__TASK DETAILS__: Count every line below that contains "Edit", then give that count and nothing else.

__SUPPLIED MATERIAL__:
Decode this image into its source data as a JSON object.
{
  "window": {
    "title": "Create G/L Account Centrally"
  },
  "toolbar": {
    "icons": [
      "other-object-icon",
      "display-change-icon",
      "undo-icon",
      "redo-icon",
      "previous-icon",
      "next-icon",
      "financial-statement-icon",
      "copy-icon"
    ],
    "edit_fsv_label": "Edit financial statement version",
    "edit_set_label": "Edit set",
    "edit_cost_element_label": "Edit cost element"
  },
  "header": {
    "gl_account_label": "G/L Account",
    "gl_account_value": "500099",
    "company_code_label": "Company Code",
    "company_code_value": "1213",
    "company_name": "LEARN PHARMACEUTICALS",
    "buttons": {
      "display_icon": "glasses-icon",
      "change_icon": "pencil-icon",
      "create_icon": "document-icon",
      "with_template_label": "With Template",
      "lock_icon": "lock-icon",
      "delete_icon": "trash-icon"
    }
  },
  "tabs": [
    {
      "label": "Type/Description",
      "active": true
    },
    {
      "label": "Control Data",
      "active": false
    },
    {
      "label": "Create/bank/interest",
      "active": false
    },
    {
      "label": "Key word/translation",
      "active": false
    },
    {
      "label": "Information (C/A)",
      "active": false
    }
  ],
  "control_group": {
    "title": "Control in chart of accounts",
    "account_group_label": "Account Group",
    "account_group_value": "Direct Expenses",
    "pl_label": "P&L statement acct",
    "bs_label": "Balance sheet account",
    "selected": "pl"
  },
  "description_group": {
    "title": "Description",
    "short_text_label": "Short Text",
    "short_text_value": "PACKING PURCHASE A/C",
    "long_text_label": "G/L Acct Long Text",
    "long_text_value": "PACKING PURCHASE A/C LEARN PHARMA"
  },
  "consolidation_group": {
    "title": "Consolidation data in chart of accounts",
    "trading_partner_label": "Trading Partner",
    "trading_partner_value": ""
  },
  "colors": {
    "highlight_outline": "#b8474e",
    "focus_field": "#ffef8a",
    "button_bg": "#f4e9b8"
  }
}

__WRITTEN SOLUTION__: 3